● **REQUIRED ACTION**
Look through the records below, count the lines with the word "will", and reply with only the number.
= = = =
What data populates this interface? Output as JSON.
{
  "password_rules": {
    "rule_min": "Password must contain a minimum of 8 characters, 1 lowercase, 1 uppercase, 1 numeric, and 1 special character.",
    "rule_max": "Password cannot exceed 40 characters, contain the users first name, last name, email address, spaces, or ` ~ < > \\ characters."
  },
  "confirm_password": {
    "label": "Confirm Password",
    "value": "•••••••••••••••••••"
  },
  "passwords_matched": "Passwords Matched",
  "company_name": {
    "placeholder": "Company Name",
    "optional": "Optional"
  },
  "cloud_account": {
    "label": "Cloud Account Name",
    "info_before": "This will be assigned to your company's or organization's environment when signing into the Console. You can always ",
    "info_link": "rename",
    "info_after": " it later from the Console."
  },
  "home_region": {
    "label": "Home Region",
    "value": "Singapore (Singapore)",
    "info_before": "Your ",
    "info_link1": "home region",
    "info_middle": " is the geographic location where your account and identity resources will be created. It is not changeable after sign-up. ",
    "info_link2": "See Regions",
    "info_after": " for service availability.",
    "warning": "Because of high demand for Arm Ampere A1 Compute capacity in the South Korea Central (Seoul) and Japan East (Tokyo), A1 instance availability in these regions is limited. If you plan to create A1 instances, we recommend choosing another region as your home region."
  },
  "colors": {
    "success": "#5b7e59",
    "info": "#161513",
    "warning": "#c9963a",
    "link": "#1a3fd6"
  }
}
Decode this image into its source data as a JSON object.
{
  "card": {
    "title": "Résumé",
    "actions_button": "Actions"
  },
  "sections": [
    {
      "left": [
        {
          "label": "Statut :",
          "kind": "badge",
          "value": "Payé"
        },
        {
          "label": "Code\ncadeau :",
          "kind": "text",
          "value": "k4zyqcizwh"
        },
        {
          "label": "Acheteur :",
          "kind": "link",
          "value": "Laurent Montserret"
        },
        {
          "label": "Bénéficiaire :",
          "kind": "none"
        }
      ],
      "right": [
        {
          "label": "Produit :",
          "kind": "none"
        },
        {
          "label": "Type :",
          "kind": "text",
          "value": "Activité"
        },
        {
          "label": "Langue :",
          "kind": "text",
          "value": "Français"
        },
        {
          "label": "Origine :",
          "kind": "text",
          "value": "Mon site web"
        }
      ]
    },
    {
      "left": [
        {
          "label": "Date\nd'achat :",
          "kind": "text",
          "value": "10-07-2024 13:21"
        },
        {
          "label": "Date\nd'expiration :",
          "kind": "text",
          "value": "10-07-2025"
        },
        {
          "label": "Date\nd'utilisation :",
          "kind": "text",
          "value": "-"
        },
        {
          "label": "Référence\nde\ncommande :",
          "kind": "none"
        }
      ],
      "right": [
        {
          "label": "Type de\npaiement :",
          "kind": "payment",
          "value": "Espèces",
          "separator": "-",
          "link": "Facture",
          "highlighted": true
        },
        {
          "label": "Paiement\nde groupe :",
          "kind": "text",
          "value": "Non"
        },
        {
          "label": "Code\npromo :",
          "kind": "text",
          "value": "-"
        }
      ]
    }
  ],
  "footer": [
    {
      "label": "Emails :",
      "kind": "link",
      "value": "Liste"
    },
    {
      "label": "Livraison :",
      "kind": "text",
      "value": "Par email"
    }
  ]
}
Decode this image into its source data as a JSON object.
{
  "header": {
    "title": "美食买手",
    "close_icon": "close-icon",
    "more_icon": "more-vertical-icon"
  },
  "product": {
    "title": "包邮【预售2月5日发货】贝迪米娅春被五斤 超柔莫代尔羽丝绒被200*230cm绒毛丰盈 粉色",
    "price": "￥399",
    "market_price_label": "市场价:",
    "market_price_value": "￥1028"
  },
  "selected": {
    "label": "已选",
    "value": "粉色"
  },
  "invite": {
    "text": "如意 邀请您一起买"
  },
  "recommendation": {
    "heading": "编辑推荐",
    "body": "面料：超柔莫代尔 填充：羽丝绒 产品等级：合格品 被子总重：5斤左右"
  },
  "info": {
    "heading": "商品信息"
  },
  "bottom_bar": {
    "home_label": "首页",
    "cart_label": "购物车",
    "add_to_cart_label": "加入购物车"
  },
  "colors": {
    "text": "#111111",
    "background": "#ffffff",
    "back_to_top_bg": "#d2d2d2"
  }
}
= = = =
● **SOLUTION FOR THIS EXERCISE**
2